* WHAT YOU ARE ASKED TO DO
The response should contain all of the records, copied exactly, and none of the images.

[Items from an interface collection]
# # # # # # #

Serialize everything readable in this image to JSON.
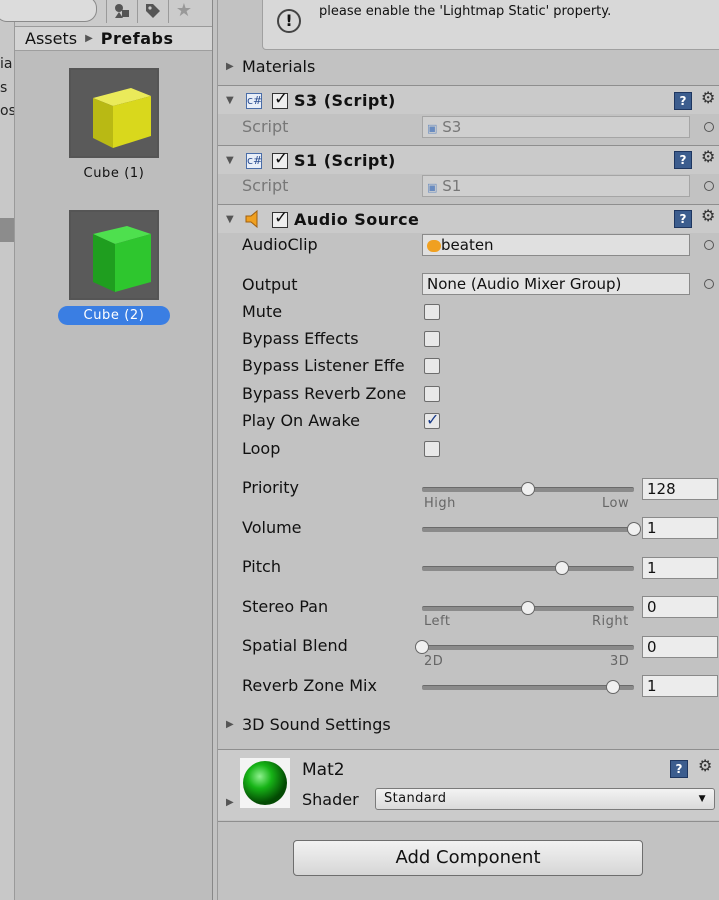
{
  "left_strip": {
    "labels": [
      "ia",
      "s",
      "os"
    ]
  },
  "project": {
    "breadcrumb": {
      "root": "Assets",
      "current": "Prefabs"
    },
    "assets": [
      {
        "label": "Cube (1)",
        "color": "#d9d81c",
        "selected": false
      },
      {
        "label": "Cube (2)",
        "color": "#2ec62e",
        "selected": true
      }
    ]
  },
  "inspector": {
    "help_text": "To enable generation of lightmaps for this Mesh Renderer, please enable the 'Lightmap Static' property.",
    "materials_label": "Materials",
    "s3": {
      "title": "S3 (Script)",
      "script_label": "Script",
      "script_value": "S3"
    },
    "s1": {
      "title": "S1 (Script)",
      "script_label": "Script",
      "script_value": "S1"
    },
    "audio": {
      "title": "Audio Source",
      "audioclip_label": "AudioClip",
      "audioclip_value": "beaten",
      "output_label": "Output",
      "output_value": "None (Audio Mixer Group)",
      "mute_label": "Mute",
      "bypass_effects_label": "Bypass Effects",
      "bypass_listener_label": "Bypass Listener Effe",
      "bypass_reverb_label": "Bypass Reverb Zone",
      "play_on_awake_label": "Play On Awake",
      "loop_label": "Loop",
      "priority": {
        "label": "Priority",
        "value": "128",
        "fraction": 0.5,
        "min_label": "High",
        "max_label": "Low"
      },
      "volume": {
        "label": "Volume",
        "value": "1",
        "fraction": 1.0
      },
      "pitch": {
        "label": "Pitch",
        "value": "1",
        "fraction": 0.66
      },
      "stereo_pan": {
        "label": "Stereo Pan",
        "value": "0",
        "fraction": 0.5,
        "min_label": "Left",
        "max_label": "Right"
      },
      "spatial_blend": {
        "label": "Spatial Blend",
        "value": "0",
        "fraction": 0.0,
        "min_label": "2D",
        "max_label": "3D"
      },
      "reverb_zone_mix": {
        "label": "Reverb Zone Mix",
        "value": "1",
        "fraction": 0.9
      },
      "sound_settings_label": "3D Sound Settings"
    },
    "material": {
      "name": "Mat2",
      "shader_label": "Shader",
      "shader_value": "Standard"
    },
    "add_component_label": "Add Component"
  }
}
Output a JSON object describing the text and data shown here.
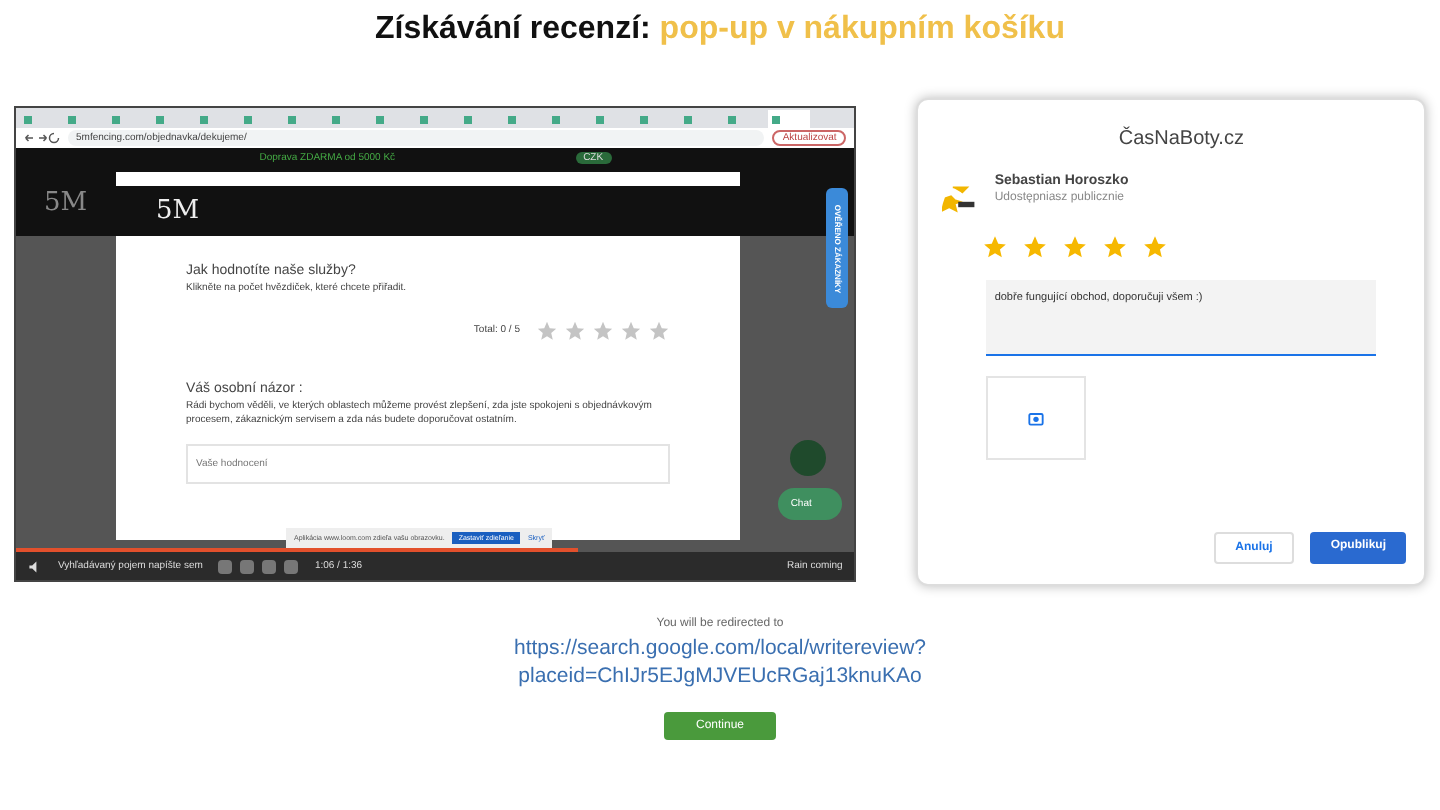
{
  "title": {
    "lead": "Získávání recenzí:",
    "highlight": "pop-up v nákupním košíku"
  },
  "browser": {
    "tabs": [
      {
        "selected": false
      },
      {
        "selected": false
      },
      {
        "selected": false
      },
      {
        "selected": false
      },
      {
        "selected": false
      },
      {
        "selected": false
      },
      {
        "selected": false
      },
      {
        "selected": false
      },
      {
        "selected": false
      },
      {
        "selected": false
      },
      {
        "selected": false
      },
      {
        "selected": false
      },
      {
        "selected": false
      },
      {
        "selected": false
      },
      {
        "selected": false
      },
      {
        "selected": false
      },
      {
        "selected": false
      },
      {
        "selected": true
      }
    ],
    "address": "5mfencing.com/objednavka/dekujeme/",
    "update_button": "Aktualizovat"
  },
  "shop": {
    "promo": "Doprava ZDARMA od 5000 Kč",
    "currency": "CZK",
    "logo": "5M",
    "side_tab": "OVĚŘENO ZÁKAZNÍKY",
    "chat": "Chat"
  },
  "rating_modal": {
    "logo": "5M",
    "question": "Jak hodnotíte naše služby?",
    "instruction": "Klikněte na počet hvězdiček, které chcete přiřadit.",
    "total": "Total: 0 / 5",
    "stars": 0,
    "opinion_heading": "Váš osobní názor :",
    "opinion_text": "Rádi bychom věděli, ve kterých oblastech můžeme provést zlepšení, zda jste spokojeni s objednávkovým procesem, zákaznickým servisem a zda nás budete doporučovat ostatním.",
    "placeholder": "Vaše hodnocení"
  },
  "sharing_bar": {
    "message": "Aplikácia www.loom.com zdieľa vašu obrazovku.",
    "stop_button": "Zastaviť zdieľanie",
    "hide_button": "Skryť"
  },
  "video": {
    "time": "1:06 / 1:36",
    "level": 0.67
  },
  "taskbar": {
    "search": "Vyhľadávaný pojem napíšte sem",
    "weather": "Rain coming"
  },
  "review_dialog": {
    "place": "ČasNaBoty.cz",
    "user": "Sebastian Horoszko",
    "visibility": "Udostępniasz publicznie",
    "stars": 5,
    "review": "dobře fungující obchod, doporučuji všem :)",
    "cancel": "Anuluj",
    "publish": "Opublikuj"
  },
  "redirect": {
    "note": "You will be redirected to",
    "url": "https://search.google.com/local/writereview?placeid=ChIJr5EJgMJVEUcRGaj13knuKAo",
    "continue": "Continue"
  }
}
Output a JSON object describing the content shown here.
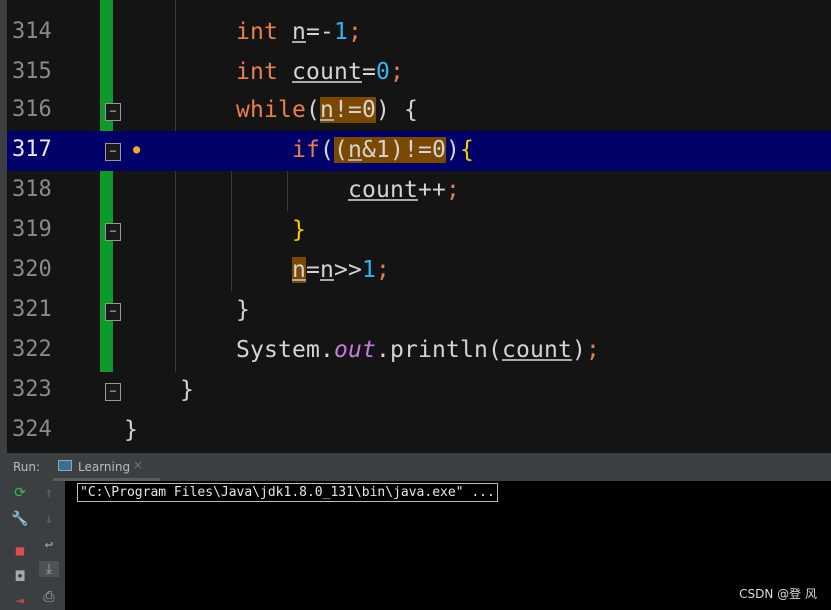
{
  "editor": {
    "lines": [
      {
        "n": "314"
      },
      {
        "n": "315"
      },
      {
        "n": "316"
      },
      {
        "n": "317"
      },
      {
        "n": "318"
      },
      {
        "n": "319"
      },
      {
        "n": "320"
      },
      {
        "n": "321"
      },
      {
        "n": "322"
      },
      {
        "n": "323"
      },
      {
        "n": "324"
      }
    ],
    "colors": {
      "keyword": "#e8804e",
      "number": "#33b5ee",
      "current_line": "#000068",
      "match_highlight": "#7a4800",
      "changed_gutter": "#0d9a2a"
    }
  },
  "run_panel": {
    "label": "Run:",
    "tab": "Learning",
    "console_text": "\"C:\\Program Files\\Java\\jdk1.8.0_131\\bin\\java.exe\" ..."
  },
  "watermark": "CSDN @登 风"
}
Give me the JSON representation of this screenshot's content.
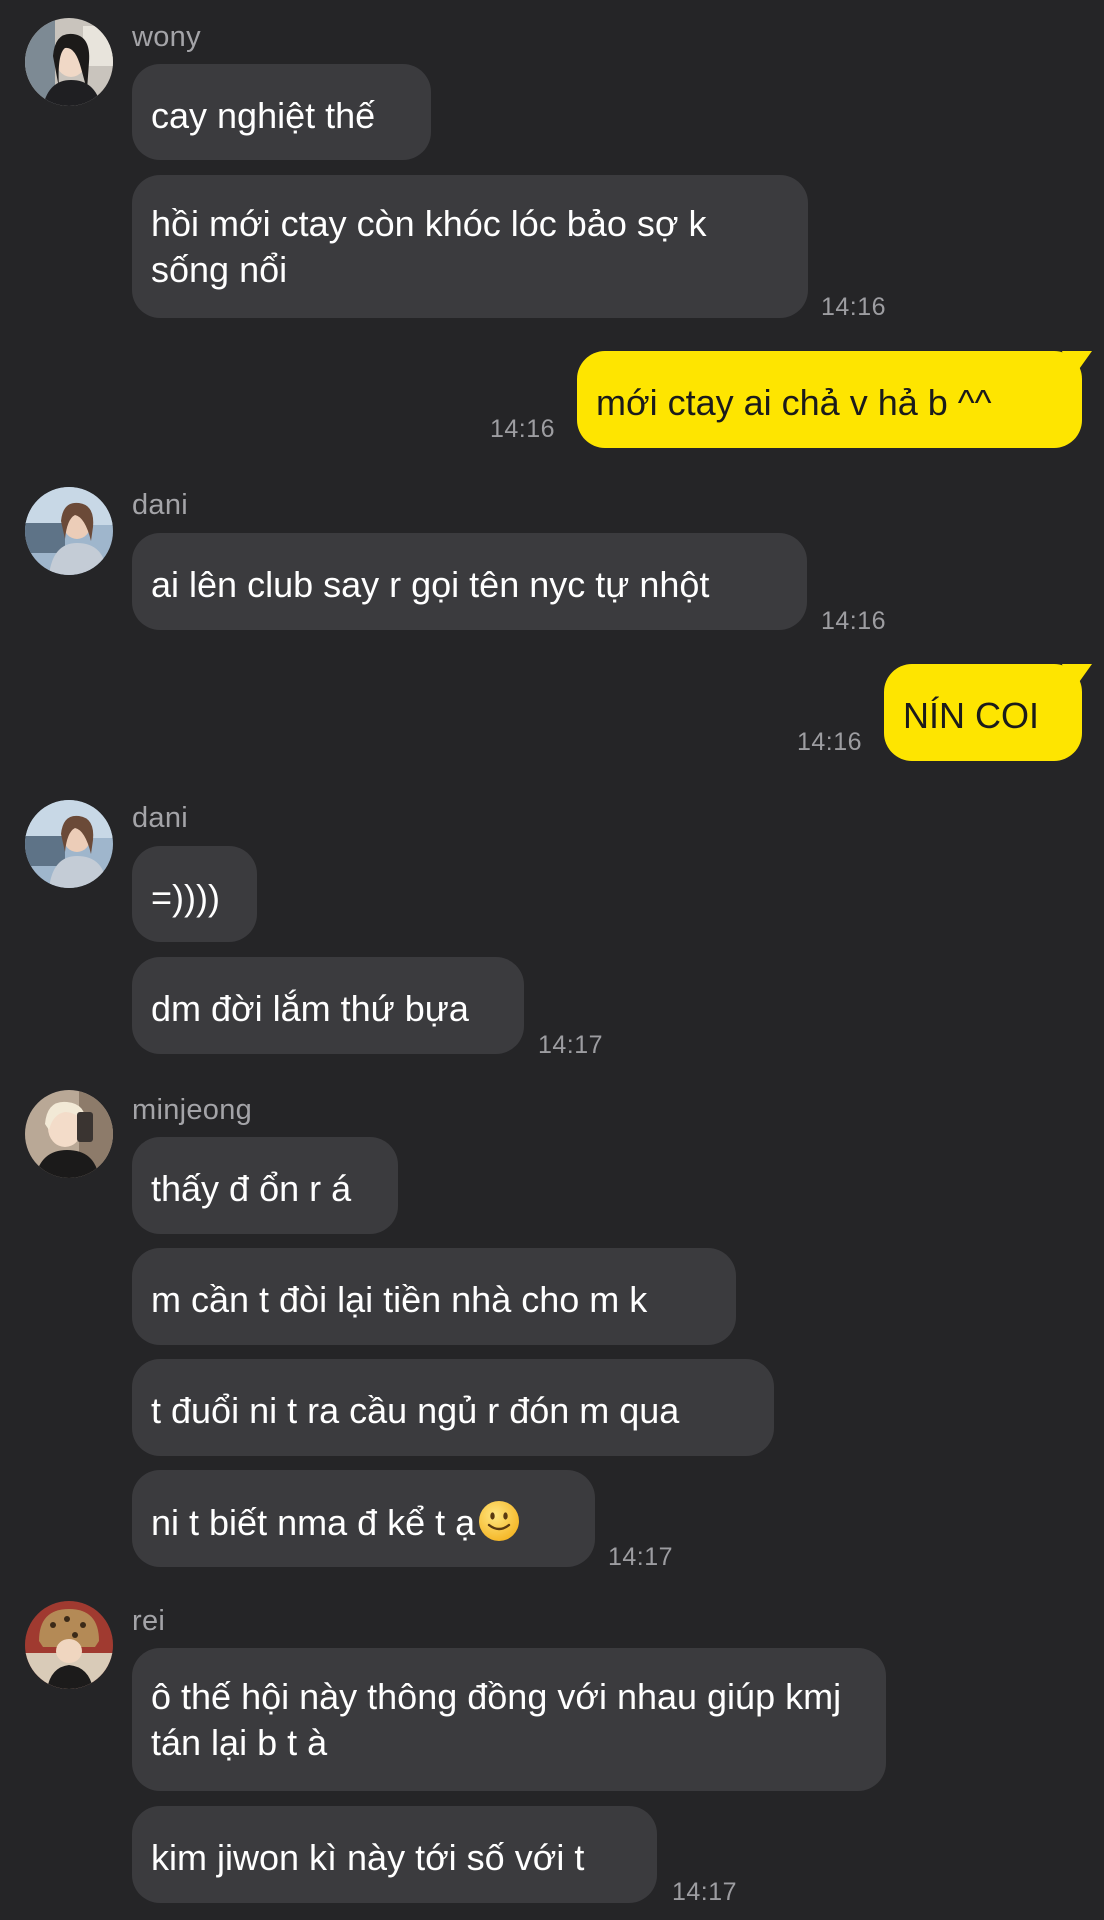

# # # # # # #

* TASK OUTPUT
Serialize everything readable in this image to JSON.
{
  "left_strip": {
    "labels": [
      "ia",
      "s",
      "os"
    ]
  },
  "project": {
    "breadcrumb": {
      "root": "Assets",
      "current": "Prefabs"
    },
    "assets": [
      {
        "label": "Cube (1)",
        "color": "#d9d81c",
        "selected": false
      },
      {
        "label": "Cube (2)",
        "color": "#2ec62e",
        "selected": true
      }
    ]
  },
  "inspector": {
    "help_text": "To enable generation of lightmaps for this Mesh Renderer, please enable the 'Lightmap Static' property.",
    "materials_label": "Materials",
    "s3": {
      "title": "S3 (Script)",
      "script_label": "Script",
      "script_value": "S3"
    },
    "s1": {
      "title": "S1 (Script)",
      "script_label": "Script",
      "script_value": "S1"
    },
    "audio": {
      "title": "Audio Source",
      "audioclip_label": "AudioClip",
      "audioclip_value": "beaten",
      "output_label": "Output",
      "output_value": "None (Audio Mixer Group)",
      "mute_label": "Mute",
      "bypass_effects_label": "Bypass Effects",
      "bypass_listener_label": "Bypass Listener Effe",
      "bypass_reverb_label": "Bypass Reverb Zone",
      "play_on_awake_label": "Play On Awake",
      "loop_label": "Loop",
      "priority": {
        "label": "Priority",
        "value": "128",
        "fraction": 0.5,
        "min_label": "High",
        "max_label": "Low"
      },
      "volume": {
        "label": "Volume",
        "value": "1",
        "fraction": 1.0
      },
      "pitch": {
        "label": "Pitch",
        "value": "1",
        "fraction": 0.66
      },
      "stereo_pan": {
        "label": "Stereo Pan",
        "value": "0",
        "fraction": 0.5,
        "min_label": "Left",
        "max_label": "Right"
      },
      "spatial_blend": {
        "label": "Spatial Blend",
        "value": "0",
        "fraction": 0.0,
        "min_label": "2D",
        "max_label": "3D"
      },
      "reverb_zone_mix": {
        "label": "Reverb Zone Mix",
        "value": "1",
        "fraction": 0.9
      },
      "sound_settings_label": "3D Sound Settings"
    },
    "material": {
      "name": "Mat2",
      "shader_label": "Shader",
      "shader_value": "Standard"
    },
    "add_component_label": "Add Component"
  }
}
Output a JSON object describing the text and data shown here.
{
  "title": {
    "lead": "Získávání recenzí:",
    "highlight": "pop-up v nákupním košíku"
  },
  "browser": {
    "tabs": [
      {
        "selected": false
      },
      {
        "selected": false
      },
      {
        "selected": false
      },
      {
        "selected": false
      },
      {
        "selected": false
      },
      {
        "selected": false
      },
      {
        "selected": false
      },
      {
        "selected": false
      },
      {
        "selected": false
      },
      {
        "selected": false
      },
      {
        "selected": false
      },
      {
        "selected": false
      },
      {
        "selected": false
      },
      {
        "selected": false
      },
      {
        "selected": false
      },
      {
        "selected": false
      },
      {
        "selected": false
      },
      {
        "selected": true
      }
    ],
    "address": "5mfencing.com/objednavka/dekujeme/",
    "update_button": "Aktualizovat"
  },
  "shop": {
    "promo": "Doprava ZDARMA od 5000 Kč",
    "currency": "CZK",
    "logo": "5M",
    "side_tab": "OVĚŘENO ZÁKAZNÍKY",
    "chat": "Chat"
  },
  "rating_modal": {
    "logo": "5M",
    "question": "Jak hodnotíte naše služby?",
    "instruction": "Klikněte na počet hvězdiček, které chcete přiřadit.",
    "total": "Total: 0 / 5",
    "stars": 0,
    "opinion_heading": "Váš osobní názor :",
    "opinion_text": "Rádi bychom věděli, ve kterých oblastech můžeme provést zlepšení, zda jste spokojeni s objednávkovým procesem, zákaznickým servisem a zda nás budete doporučovat ostatním.",
    "placeholder": "Vaše hodnocení"
  },
  "sharing_bar": {
    "message": "Aplikácia www.loom.com zdieľa vašu obrazovku.",
    "stop_button": "Zastaviť zdieľanie",
    "hide_button": "Skryť"
  },
  "video": {
    "time": "1:06 / 1:36",
    "level": 0.67
  },
  "taskbar": {
    "search": "Vyhľadávaný pojem napíšte sem",
    "weather": "Rain coming"
  },
  "review_dialog": {
    "place": "ČasNaBoty.cz",
    "user": "Sebastian Horoszko",
    "visibility": "Udostępniasz publicznie",
    "stars": 5,
    "review": "dobře fungující obchod, doporučuji všem :)",
    "cancel": "Anuluj",
    "publish": "Opublikuj"
  },
  "redirect": {
    "note": "You will be redirected to",
    "url": "https://search.google.com/local/writereview?placeid=ChIJr5EJgMJVEUcRGaj13knuKAo",
    "continue": "Continue"
  }
}
Output a JSON object describing the content shown here.
{
  "editor": {
    "lines": [
      {
        "n": "314"
      },
      {
        "n": "315"
      },
      {
        "n": "316"
      },
      {
        "n": "317"
      },
      {
        "n": "318"
      },
      {
        "n": "319"
      },
      {
        "n": "320"
      },
      {
        "n": "321"
      },
      {
        "n": "322"
      },
      {
        "n": "323"
      },
      {
        "n": "324"
      }
    ],
    "colors": {
      "keyword": "#e8804e",
      "number": "#33b5ee",
      "current_line": "#000068",
      "match_highlight": "#7a4800",
      "changed_gutter": "#0d9a2a"
    }
  },
  "run_panel": {
    "label": "Run:",
    "tab": "Learning",
    "console_text": "\"C:\\Program Files\\Java\\jdk1.8.0_131\\bin\\java.exe\" ..."
  },
  "watermark": "CSDN @登 风"
}
Give me the JSON representation of this screenshot's content.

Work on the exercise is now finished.